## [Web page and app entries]
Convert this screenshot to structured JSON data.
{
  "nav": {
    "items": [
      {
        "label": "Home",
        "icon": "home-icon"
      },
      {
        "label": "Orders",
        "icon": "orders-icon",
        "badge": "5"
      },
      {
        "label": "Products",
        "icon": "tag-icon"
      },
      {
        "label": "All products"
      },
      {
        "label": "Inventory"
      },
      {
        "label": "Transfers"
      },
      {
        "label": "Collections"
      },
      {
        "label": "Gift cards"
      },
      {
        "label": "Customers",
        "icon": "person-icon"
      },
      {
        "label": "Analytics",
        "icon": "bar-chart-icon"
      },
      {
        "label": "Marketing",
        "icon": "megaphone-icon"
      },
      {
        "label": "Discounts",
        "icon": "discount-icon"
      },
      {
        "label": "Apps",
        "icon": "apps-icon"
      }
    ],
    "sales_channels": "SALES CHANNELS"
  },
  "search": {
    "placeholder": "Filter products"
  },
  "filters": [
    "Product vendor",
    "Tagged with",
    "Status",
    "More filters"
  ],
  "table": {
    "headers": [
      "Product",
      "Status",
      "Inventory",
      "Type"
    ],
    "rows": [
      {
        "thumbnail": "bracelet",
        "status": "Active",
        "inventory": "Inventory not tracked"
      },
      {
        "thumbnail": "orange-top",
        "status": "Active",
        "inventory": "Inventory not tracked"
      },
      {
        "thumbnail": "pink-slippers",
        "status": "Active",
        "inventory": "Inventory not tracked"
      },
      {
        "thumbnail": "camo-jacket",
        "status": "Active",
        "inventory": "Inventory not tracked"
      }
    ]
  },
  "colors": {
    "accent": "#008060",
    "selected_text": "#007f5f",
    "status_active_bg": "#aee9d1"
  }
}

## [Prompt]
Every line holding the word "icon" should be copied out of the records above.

## [Solved exercise]
        "icon": "home-icon"
        "icon": "orders-icon",
        "icon": "tag-icon"
        "icon": "person-icon"
        "icon": "bar-chart-icon"
        "icon": "megaphone-icon"
        "icon": "discount-icon"
        "icon": "apps-icon"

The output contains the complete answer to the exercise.